SAN FRANCISCO (KPIX) — A couple of San Francisco’s premier art museums reopened Sunday morning with a gift for the public: free admission and a chance to experience a bit of normal life again. And, at this point, even the art itself is being influenced by the pandemic.
“Oh my gosh, this is such a treat. This is the first time my kids have been indoor anywhere since the pandemic started,” said Wendy Armstrong.
She and her two children were among those who welcomed art back to the city as the S.F. Museum of Modern Art opened its doors to the public for the first time since the post-Thanksgiving coronavirus surge.
“To be without the museums and the performing arts has really hampered San Francisco’s ability to come back to life the way we all want it to,” said SFMoMA director Neal Benezra.
He said it has been difficult but, even while closed, the museum has supported art by commissioning pieces that reflect the common struggles of our times.
In a display entitled, “Close To Home: Creativity In Crisis,” one artist painted a new watercolor each day, including images of funerals, protesters and Ruth Bader Ginsburg. Another painted pictures of flowers to send to the gravely ill.
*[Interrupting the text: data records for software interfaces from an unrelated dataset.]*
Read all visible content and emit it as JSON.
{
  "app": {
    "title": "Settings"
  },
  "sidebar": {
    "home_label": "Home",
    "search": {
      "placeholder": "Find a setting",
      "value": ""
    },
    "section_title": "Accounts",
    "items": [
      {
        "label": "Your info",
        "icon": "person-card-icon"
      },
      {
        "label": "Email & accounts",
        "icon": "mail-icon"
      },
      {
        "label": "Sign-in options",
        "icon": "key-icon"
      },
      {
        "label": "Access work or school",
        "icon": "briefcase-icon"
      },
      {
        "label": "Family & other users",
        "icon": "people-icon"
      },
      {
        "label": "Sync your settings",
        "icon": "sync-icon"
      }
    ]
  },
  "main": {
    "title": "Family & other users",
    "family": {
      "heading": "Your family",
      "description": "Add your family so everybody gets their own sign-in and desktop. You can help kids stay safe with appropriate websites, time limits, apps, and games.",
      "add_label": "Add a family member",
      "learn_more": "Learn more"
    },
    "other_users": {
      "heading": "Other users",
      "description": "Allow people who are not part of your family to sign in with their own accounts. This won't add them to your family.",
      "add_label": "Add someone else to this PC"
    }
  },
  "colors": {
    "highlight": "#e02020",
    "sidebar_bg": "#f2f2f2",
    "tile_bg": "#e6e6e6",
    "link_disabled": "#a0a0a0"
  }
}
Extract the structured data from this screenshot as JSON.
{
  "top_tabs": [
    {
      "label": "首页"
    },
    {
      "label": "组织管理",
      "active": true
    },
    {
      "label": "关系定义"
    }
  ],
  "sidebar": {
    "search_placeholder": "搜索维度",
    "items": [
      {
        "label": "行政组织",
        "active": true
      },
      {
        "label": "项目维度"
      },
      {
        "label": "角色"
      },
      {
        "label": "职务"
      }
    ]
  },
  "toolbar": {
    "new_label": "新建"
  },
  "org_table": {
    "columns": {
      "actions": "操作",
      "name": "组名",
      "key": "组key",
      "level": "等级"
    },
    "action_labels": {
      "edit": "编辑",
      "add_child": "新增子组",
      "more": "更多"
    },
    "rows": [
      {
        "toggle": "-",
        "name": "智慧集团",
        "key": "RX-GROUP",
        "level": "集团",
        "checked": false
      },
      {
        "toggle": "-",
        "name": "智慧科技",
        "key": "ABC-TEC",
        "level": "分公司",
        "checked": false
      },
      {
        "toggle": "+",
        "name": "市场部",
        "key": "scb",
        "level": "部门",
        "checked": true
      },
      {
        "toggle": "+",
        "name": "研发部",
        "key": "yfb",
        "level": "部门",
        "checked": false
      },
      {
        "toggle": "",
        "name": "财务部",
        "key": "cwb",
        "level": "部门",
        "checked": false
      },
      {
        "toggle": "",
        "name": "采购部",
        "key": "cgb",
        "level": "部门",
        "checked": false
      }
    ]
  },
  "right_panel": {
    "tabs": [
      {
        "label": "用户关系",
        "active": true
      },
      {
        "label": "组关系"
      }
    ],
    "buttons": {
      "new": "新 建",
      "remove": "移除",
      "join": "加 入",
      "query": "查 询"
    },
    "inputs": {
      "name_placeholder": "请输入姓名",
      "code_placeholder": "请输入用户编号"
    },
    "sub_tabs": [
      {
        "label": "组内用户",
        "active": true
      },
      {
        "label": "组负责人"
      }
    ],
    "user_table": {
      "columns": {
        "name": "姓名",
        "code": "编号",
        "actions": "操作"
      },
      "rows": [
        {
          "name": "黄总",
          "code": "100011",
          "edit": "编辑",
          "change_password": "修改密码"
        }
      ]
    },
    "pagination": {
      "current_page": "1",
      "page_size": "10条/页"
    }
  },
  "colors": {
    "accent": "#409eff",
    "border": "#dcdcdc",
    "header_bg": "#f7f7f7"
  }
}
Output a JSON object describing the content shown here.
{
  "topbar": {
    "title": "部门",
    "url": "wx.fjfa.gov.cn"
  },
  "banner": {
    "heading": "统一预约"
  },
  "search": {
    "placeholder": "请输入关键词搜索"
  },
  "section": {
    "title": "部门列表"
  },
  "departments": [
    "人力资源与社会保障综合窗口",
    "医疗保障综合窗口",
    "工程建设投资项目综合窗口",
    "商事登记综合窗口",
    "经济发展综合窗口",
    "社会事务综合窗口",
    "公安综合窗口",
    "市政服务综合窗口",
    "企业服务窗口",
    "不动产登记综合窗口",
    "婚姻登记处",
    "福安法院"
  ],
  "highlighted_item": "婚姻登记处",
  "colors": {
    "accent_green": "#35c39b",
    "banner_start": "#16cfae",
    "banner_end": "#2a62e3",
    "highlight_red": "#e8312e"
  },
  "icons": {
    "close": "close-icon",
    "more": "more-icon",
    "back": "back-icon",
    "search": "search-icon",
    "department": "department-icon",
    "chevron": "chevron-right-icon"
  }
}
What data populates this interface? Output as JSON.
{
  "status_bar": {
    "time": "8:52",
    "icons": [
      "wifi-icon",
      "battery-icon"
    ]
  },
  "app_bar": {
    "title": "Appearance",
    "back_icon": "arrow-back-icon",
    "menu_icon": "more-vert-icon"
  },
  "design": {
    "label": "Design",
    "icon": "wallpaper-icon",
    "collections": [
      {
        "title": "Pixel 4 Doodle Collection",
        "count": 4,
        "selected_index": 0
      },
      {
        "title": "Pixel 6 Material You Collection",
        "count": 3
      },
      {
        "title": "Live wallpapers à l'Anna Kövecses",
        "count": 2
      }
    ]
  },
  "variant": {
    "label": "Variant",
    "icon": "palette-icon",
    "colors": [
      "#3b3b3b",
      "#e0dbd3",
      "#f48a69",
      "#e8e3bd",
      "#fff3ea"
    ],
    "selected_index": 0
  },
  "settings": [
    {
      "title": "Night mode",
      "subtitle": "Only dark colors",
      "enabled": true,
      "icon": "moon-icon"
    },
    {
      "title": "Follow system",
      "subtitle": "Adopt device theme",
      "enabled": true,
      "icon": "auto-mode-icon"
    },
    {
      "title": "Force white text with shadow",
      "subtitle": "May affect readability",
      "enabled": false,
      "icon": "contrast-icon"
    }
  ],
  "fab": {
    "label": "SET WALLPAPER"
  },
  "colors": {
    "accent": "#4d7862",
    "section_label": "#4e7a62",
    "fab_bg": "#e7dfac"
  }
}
But it hasn’t all been darkness. The museum opened its empty galleries to the San Francisco Ballet to create a stunning new video presentation called “Colorforms.” Taken together, the museum has become a place where people can reflect on their own experiences over the past year.
“It’s extremely moving, sort of unsettling,” said visitor Jafi Lipson. “It’s, like, heavy — the extent to which you can directly connect to the art.”
Over at the Civic Center, the Asian Art Museum also offered free admission Sunday. They have a mix of old and new, including a towering overhead sculpture entitled “I look for the sky” by artist Zheng Chongbin.
Viewing the museum’s ancient art should give visitors a sense of connection to the human experience, regardless of time, according to museum director and CEO, Jay Xu.
“You know, the art really transcends all boundaries,” he said. “Not only for our mental health but to really bring together the community to have a sense that we’re all in this together.”
We are living through something extraordinary and it is the purpose of art, whether ancient or contemporary, to help us understand what it’s all supposed to mean.
“For me, it’s really important because it’s one of the reasons I like to live here. I go to the opera, go to the museums, so I’m glad they’re still here and they’re open now,” said Asian Art Museum visitor Ellen Chang. “The vaccine’s out, hopefully we see the light at the end of the tunnel.”
Both museums have reopened with limited capacity and social distancing protocols. They welcome visitors but recommend visiting their websites first for more information.